__TASK OBJECTIVE__:
Note every line in the entries that contains the string "capture", and copy it.

Dataset rows describing interfaces:
*****

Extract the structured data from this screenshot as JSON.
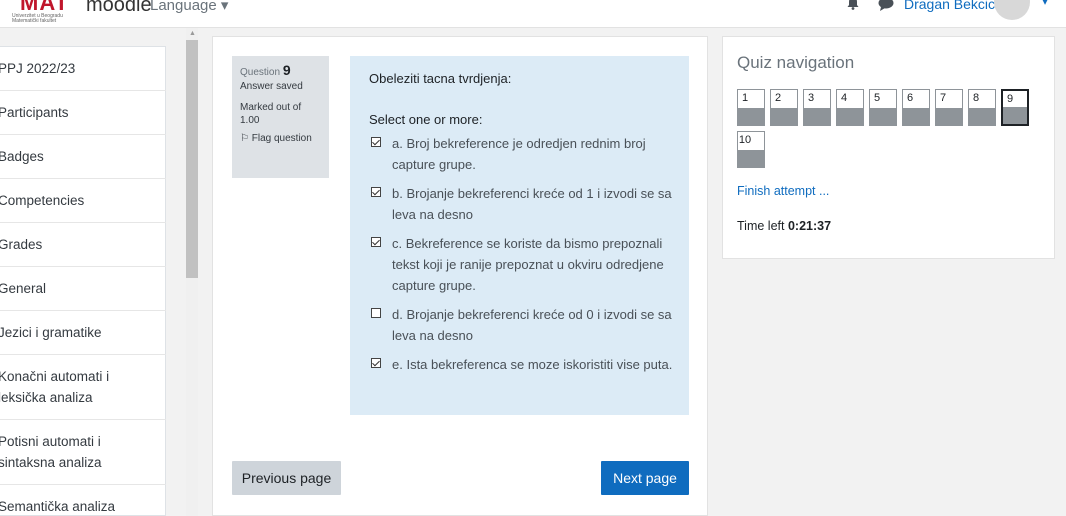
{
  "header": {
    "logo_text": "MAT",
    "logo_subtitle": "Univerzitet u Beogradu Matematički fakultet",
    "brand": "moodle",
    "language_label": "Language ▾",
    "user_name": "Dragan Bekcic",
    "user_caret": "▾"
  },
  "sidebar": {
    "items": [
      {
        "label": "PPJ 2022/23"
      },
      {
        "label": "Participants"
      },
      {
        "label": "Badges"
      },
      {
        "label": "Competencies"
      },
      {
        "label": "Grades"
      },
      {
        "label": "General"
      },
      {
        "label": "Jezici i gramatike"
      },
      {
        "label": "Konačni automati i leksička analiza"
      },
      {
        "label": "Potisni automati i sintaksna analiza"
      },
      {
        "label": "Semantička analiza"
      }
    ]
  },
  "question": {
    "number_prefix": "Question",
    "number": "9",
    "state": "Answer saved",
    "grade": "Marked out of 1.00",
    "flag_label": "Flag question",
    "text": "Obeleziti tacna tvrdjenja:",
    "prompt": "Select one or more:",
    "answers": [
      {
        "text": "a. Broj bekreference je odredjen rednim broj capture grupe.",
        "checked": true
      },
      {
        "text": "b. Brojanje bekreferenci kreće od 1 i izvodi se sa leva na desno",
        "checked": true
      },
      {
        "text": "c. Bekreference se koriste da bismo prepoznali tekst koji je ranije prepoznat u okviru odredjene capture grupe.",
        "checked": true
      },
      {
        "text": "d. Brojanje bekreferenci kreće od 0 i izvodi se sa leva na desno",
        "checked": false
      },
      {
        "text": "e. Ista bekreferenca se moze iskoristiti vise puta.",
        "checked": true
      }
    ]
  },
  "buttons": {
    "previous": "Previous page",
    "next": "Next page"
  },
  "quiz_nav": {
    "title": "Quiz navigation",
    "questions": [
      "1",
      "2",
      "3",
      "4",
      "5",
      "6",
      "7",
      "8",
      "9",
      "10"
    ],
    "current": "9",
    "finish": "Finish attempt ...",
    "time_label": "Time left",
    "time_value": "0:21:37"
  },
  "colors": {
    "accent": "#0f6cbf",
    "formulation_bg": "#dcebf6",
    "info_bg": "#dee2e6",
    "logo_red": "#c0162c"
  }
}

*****

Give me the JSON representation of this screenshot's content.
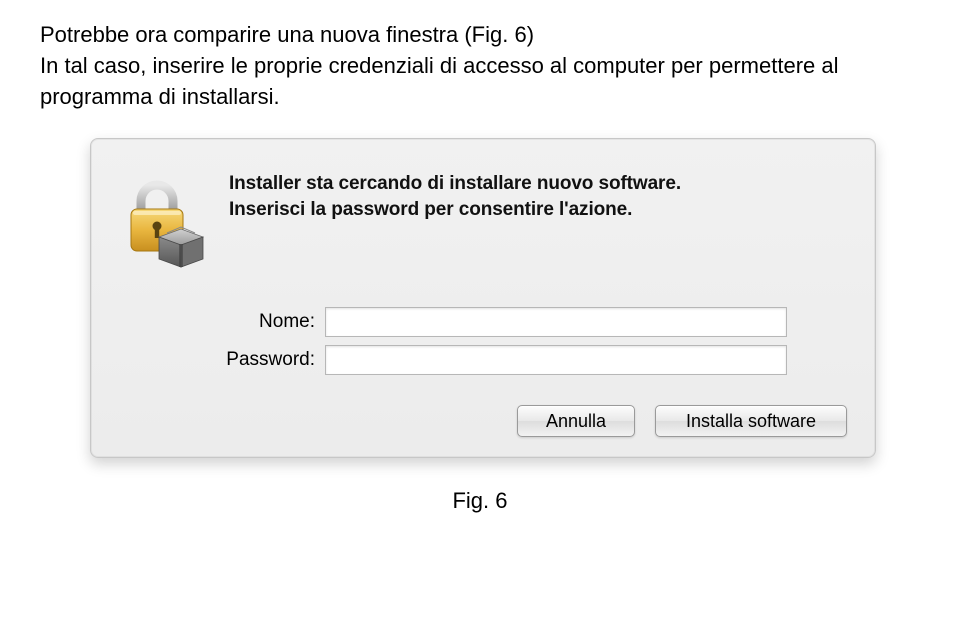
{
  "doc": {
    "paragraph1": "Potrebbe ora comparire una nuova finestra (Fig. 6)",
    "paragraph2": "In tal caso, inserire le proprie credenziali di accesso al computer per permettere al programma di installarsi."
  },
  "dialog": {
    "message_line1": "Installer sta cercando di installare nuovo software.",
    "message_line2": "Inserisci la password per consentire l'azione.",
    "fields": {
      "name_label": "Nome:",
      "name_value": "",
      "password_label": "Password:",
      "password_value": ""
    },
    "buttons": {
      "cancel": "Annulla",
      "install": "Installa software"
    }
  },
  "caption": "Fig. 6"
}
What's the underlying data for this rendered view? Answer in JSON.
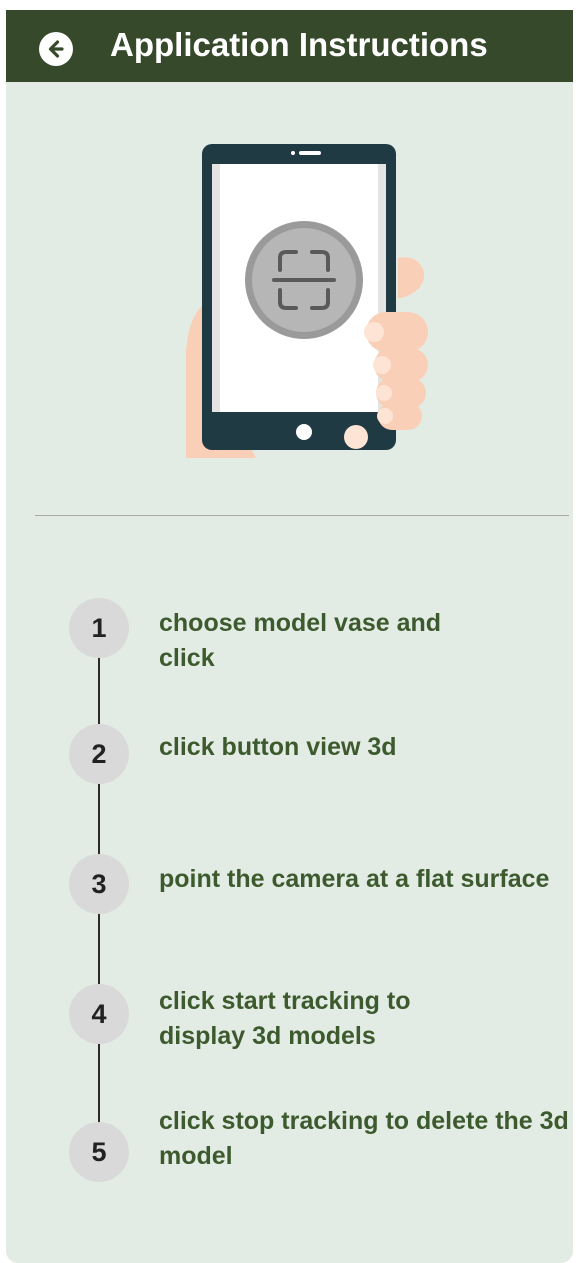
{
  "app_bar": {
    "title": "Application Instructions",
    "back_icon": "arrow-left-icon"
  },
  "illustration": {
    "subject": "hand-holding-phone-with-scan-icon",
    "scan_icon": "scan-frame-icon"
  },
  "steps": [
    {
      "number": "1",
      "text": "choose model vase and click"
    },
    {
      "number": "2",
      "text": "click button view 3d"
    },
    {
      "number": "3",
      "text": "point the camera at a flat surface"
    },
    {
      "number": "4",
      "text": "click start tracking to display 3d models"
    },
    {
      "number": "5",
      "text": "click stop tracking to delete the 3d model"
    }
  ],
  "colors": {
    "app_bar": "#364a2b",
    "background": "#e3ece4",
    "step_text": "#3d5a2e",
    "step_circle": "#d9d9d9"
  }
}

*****

__EXERCISE SOLUTION__:
        "text": "a. Broj bekreference je odredjen rednim broj capture grupe.",
        "text": "c. Bekreference se koriste da bismo prepoznali tekst koji je ranije prepoznat u okviru odredjene capture grupe.",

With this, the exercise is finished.